Recommended for you

Oral cancer prognostic signature identified

December 5, 2018
Researchers in Brazil have identified a correlation between oral cancer progression and the abundance of certain proteins present in tumor tissue and saliva. The discovery offers a parameter for predicting progression of ...

Much-needed new antibiotic shows great promise for treating gum disease

October 23, 2018
A new antibiotic being developed at the University of Virginia School of Medicine appears ideal for battling periodontal disease, the leading cause of tooth loss in adults, according to dental researchers at Virginia Commonwealth ...

Researchers identify immune culprits linked to inflammation and bone loss in gum disease

October 17, 2018
An unhealthy population of microbes in the mouth triggers specialized immune cells that inflame and destroy tissues, leading to the type of bone loss associated with a severe form of gum disease, according to a new study ...

Periodontal disease bacteria may kick-start Alzheimer's

October 4, 2018
Long-term exposure to periodontal disease bacteria causes inflammation and degeneration of brain neurons in mice that is similar to the effects of Alzheimer's disease in humans, according to a new study from researchers at ...

Dental research shows that smoking weakens immune systems

September 26, 2018
As if lung cancer, emphysema and heart disease weren't enough, there's more bad news for cigarette smokers.

Regrowing dental tissue with stem cells from baby teeth

September 11, 2018
Sometimes kids trip and fall, and their teeth take the hit. Nearly half of children suffer some injury to a tooth during childhood. When that trauma affects an immature permanent tooth, it can hinder blood supply and root ...


Please sign in to add a comment.
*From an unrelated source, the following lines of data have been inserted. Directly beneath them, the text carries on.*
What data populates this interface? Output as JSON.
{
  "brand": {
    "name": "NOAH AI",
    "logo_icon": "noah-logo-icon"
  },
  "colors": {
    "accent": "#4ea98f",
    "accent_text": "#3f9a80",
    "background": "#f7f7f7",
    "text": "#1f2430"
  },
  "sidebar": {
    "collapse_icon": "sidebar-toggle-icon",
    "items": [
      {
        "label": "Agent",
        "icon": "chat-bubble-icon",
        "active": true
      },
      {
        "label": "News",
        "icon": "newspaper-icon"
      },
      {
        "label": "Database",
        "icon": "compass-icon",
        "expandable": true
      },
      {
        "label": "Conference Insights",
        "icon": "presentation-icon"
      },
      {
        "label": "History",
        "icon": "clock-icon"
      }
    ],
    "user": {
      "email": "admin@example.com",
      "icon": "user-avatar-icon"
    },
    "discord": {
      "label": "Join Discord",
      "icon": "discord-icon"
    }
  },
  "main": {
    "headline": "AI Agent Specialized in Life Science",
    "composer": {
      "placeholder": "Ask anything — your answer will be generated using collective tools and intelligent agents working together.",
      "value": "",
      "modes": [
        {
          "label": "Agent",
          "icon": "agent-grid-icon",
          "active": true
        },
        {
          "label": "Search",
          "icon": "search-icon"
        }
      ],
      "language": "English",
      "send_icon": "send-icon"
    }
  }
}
Registration is free, and takes less than a minute. Read more

Click here to reset your password.
Sign in to get notified via email when new comments are made.